But I'm getting ahead of myself here. Let's just say that "Rapa Nui" was a relatively small film (20 million dollars of budget, according to the IMDB) about an obscure civilization, didn't feature any stars to speak of and had quite a lot of nudity. Consequently, it soon disappeared from the theatres and it's rarely shown on TV. Which is a pity, because it's a great film. Seriously, it's easily Reynolds' best work together with the war film "Beast of War" and the above mentioned "Hatfields and MacCoys".
Now, Reynolds is a good director, but he has an unnerving tendency to excess and infantilism. Check out "Waterworld" if you haven't and you'll understand what I mean. But somehow these problems are absent here, even with Reynolds featuring as a co-writer. My guess is that with a limited budget and a shooting that had to take place in difficult environments (Australia and the real Easter island), Reynolds and his people trimmed the script all that they could to make sure the film didn't get out of control, and this time they succeeded.
The result is a terrific film. The different clans and their interrelations are explained very soon and with great clarity, with the Romeo & Juliet love story between the leads taking a second seat to island politics and religion: the main conflict in the film deals with the leader of the "long ears" clan, an elder who fears death and is easily manipulated by his chaman, who orders the "short ears" to build more "mohais" rather than fish or tend to their crops. Needless to say, these actions scalate the tension between both clans to new levels. And all this is fascinating stuff, really, think of something like "Game of thrones" but with grass skirts and statues.

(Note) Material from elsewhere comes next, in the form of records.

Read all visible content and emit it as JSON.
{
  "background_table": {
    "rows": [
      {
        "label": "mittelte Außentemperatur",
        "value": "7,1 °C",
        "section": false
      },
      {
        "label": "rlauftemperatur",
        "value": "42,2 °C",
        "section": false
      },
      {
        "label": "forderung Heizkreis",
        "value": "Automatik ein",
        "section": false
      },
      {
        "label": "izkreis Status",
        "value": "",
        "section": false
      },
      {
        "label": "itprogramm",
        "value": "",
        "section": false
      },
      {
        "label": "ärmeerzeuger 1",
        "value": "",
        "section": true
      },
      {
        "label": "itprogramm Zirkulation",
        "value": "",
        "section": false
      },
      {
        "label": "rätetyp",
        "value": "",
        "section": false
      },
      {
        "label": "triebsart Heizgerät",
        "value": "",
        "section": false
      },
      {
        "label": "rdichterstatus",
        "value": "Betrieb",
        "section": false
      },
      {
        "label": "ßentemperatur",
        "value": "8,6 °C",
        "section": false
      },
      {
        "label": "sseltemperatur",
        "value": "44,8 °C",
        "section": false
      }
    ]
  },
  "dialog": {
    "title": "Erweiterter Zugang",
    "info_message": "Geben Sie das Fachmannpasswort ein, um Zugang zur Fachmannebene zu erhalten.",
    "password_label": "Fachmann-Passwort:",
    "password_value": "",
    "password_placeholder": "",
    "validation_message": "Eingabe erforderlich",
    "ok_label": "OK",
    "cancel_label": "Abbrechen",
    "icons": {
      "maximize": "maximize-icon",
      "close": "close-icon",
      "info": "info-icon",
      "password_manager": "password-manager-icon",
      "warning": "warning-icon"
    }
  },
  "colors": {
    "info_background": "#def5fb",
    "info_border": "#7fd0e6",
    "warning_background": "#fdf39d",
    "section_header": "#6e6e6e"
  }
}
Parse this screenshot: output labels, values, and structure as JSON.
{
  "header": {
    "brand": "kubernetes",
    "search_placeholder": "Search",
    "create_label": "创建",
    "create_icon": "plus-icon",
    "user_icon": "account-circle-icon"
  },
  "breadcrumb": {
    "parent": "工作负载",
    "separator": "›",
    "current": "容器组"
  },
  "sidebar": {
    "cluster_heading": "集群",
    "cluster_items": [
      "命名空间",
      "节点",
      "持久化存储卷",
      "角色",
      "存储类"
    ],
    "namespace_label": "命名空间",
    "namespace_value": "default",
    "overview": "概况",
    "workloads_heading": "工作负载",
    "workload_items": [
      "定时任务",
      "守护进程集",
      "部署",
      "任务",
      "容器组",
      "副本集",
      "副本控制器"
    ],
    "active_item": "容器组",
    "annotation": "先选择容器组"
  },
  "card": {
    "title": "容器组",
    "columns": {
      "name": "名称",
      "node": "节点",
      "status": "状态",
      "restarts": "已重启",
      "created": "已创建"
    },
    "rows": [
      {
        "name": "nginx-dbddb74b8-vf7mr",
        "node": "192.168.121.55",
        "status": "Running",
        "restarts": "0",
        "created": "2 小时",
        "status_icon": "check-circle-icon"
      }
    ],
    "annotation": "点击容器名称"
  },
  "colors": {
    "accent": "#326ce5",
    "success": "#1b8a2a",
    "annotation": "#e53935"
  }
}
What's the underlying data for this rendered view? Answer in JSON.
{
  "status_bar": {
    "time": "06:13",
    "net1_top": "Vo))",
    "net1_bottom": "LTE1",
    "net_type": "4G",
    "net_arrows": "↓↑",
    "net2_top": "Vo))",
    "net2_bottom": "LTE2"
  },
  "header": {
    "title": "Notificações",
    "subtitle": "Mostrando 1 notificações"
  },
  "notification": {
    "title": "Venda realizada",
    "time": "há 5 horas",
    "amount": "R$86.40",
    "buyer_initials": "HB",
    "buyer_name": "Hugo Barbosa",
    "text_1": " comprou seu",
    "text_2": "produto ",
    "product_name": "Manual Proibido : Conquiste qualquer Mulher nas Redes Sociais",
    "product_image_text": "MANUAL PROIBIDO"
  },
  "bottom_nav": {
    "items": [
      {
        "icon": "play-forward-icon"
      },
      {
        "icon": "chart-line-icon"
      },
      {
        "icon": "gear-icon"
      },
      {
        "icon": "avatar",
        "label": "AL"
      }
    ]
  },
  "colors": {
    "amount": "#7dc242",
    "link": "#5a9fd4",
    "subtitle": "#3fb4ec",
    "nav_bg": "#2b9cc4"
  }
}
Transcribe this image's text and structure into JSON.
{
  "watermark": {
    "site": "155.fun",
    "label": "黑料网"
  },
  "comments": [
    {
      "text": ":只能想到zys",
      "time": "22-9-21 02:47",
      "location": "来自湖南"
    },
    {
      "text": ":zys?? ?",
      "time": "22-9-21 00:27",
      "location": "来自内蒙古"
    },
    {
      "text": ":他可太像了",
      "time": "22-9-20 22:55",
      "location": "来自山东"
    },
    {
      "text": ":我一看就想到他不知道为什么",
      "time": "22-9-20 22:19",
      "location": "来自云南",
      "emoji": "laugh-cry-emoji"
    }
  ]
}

And then the film changes gears towards the end and it becomes a great action film, as many islanders, the two leads among them, race through steep cliffs, swim through shark-infested waters and attack each others in order to win the "egg hunt" race that will decide their futures. Terrific, really. And even the "white canoe" prophecy, which acts as a mcguffin of sorts during most of the movie, is resolved in an unexpected way. I can't think of anybody who would see that coming, really.You dare to call this a "mohai", you short-eared cretins? It's too small! Builtd another inmediately!